Until recently, the District's AIDS office lacked a fully staffed surveillance unit to collect, analyze and distribute data. Inevitably, the office lost credibility, and although it has received millions in federal and local funds -- $95 million this year -- some care providers questioned whether resources were being properly allocated.
Critics also say congressional control over the District had restricted the AIDS office's ability to combat the virus among drug injection users by banning the use of local tax dollars for a needle exchange program. After almost a decade, the ban was lifted last year.
The study is the most precise count to date, according to the authors. The document is an update of a breakthrough 2007 report, which brought into clearer focus a picture of a city in the grip of a complex and "modern epidemic" that had traveled from a mostly gay population to the general one and disproportionately hit blacks.
For years, District HIV/AIDS workers depended on estimates that put the rate at 1 of 20 living with HIV and 1 of 50 living with AIDS.
The current study notes that its tracking occurred as the city made a switch from a code-based counting system to a name-based one. The surveillance unit interviewed medical providers to find unreported cases, pressed providers who did not consistently report to the administration and searched databases for unreported cases.

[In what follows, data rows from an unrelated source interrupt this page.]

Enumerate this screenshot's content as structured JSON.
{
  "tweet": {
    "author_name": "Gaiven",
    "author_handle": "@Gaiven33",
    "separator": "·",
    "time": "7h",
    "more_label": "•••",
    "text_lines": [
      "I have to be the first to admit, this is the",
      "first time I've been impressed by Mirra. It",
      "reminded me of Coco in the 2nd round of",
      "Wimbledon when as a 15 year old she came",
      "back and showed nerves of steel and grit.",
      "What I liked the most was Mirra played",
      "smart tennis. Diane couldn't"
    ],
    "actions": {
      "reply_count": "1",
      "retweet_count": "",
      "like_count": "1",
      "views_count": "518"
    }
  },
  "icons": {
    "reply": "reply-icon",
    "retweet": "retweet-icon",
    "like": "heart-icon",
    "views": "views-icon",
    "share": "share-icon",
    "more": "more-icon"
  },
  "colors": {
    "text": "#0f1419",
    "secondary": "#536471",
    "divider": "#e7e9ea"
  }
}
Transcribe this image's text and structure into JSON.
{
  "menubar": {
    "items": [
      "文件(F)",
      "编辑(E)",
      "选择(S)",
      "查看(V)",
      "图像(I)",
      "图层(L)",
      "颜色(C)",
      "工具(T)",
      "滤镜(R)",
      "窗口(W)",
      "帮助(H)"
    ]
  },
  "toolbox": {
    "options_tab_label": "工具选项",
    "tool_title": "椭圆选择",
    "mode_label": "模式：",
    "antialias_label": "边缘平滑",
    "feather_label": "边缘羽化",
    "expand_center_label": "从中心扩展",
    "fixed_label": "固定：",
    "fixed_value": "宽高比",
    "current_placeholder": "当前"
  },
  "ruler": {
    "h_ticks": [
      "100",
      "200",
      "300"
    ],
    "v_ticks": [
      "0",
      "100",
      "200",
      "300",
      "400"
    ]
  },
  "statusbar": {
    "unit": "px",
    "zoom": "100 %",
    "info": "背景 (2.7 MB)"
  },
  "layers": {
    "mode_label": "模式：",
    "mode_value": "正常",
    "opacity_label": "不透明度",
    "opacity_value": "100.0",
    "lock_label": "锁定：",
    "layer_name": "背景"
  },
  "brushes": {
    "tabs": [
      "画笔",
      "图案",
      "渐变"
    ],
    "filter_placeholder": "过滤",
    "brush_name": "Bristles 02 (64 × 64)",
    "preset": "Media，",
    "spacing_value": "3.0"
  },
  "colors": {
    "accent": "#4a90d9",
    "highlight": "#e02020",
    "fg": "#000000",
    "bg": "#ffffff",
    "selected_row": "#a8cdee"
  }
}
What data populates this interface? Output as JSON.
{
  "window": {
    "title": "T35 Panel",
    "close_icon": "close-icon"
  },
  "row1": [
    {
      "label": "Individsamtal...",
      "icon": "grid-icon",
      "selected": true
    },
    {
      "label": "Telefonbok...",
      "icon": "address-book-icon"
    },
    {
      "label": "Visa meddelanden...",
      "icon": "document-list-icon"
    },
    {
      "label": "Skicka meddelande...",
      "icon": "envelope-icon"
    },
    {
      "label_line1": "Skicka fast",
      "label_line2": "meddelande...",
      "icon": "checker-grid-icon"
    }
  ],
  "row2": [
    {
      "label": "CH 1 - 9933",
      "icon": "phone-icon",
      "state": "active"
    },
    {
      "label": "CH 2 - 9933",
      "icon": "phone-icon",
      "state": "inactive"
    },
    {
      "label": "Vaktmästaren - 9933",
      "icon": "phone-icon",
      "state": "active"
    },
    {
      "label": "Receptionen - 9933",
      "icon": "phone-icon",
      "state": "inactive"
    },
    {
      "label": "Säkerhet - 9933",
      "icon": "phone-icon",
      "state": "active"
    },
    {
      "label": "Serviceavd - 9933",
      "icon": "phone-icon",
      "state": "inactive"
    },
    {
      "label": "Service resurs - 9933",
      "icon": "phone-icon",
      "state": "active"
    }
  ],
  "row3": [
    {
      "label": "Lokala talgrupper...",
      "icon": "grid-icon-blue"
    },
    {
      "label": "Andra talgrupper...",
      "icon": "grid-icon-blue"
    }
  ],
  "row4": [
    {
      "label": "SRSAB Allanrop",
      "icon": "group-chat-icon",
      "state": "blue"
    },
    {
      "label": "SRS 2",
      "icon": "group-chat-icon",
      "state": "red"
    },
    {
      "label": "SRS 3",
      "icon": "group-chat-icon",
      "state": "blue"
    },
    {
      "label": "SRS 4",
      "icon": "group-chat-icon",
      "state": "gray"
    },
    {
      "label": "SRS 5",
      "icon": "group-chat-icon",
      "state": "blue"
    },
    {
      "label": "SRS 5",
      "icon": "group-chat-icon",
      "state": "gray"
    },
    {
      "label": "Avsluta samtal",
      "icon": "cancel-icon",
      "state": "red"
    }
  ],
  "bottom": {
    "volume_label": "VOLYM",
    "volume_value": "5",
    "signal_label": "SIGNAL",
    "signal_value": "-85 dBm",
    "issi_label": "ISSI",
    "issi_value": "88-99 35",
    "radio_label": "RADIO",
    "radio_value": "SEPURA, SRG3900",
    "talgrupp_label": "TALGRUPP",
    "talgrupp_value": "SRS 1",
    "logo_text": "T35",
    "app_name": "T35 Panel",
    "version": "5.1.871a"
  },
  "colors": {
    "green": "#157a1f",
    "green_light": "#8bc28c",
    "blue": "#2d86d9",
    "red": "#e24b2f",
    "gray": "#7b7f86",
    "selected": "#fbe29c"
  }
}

More than 4 percent of blacks in the city are known to have HIV, along with almost 2 percent of Latinos and 1.4 percent of whites. More than three-quarters -- 76 percent -- of the HIV infected are black, 70 percent are men and 70 percent are age 40 and older.
Heterosexual sex was the principal mode of transmission for blacks with the disease, 33 percent. Men having sex with men was the chief mode of transmission for white residents, 78 percent; and Latinos, 49 percent. Black women represent more than a quarter of HIV cases in the District, and most, about 58 percent, were infected through heterosexual sex. About a quarter of black women were infected through drug use.

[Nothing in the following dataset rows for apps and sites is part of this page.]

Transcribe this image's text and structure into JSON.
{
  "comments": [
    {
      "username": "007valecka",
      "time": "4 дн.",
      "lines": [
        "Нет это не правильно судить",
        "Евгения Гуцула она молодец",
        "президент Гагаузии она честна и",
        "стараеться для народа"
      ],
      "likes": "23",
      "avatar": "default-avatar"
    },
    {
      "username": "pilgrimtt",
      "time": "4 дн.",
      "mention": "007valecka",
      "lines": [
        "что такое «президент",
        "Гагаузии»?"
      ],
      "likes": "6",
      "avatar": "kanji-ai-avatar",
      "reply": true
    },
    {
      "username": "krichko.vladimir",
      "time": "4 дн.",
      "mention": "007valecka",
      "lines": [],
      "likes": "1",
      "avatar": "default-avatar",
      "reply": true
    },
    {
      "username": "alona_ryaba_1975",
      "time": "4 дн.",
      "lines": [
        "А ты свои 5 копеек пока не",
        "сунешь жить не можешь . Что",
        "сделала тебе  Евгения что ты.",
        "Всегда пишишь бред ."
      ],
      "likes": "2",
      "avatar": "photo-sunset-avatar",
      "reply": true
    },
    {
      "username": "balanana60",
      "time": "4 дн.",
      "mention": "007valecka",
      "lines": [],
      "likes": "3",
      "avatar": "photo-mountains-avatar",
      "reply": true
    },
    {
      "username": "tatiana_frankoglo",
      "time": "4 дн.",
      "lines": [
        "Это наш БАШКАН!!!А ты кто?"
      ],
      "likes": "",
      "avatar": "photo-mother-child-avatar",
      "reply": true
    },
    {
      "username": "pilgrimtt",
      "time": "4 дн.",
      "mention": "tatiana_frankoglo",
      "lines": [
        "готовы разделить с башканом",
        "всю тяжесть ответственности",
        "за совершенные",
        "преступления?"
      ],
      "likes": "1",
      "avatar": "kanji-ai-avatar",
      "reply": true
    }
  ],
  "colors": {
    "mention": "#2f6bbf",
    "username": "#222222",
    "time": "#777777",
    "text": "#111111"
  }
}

The companion study, "Heterosexual Relationships and HIV in Washington, D.C.," is a detailed look at those whose social networks include individuals at high risk of infection and aims to analyze people's choices and actions before they set foot in a clinic or get HIV.
The 750-participant study targeted four areas in wards 1, 2, 5, 6, 7 and 8 with both high rates of AIDS and poverty. Salaries of a majority of participants -- 60 percent -- were under $10,000 yearly; a similar percentage had never been married; and 43 percent were unemployed.
The survey's methodology -- interviewing those with connections to high-risk networks rather than those who exhibit high-risk behavior themselves -- highlights a shift in the direction by the CDC, which developed the survey protocol.
There is good news in the AIDS office's report: More people are getting HIV diagnoses early, while they are still healthy, as a result of a policy of routine testing implemented by the city in mid-2006. Publicly supported HIV testing expanded by 70 percent.
Walter Smith, executive director of the DC Appleseed Center for Law and Justice, praised the study but also lamented that it did not offer more current data on new infections. The report said that detailed information on new HIV cases is not included because the transition from the code-based tracking system to a name-based one takes five years to be mature, according to the CDC.
"I'm not criticizing them for that," he said. "But we've had more testing, more needle exchange programs. We don't have, at this moment, any understanding about what impact the new programs have had."
Staff writers Jon Cohen and Jennifer Agiesta contributed to this report.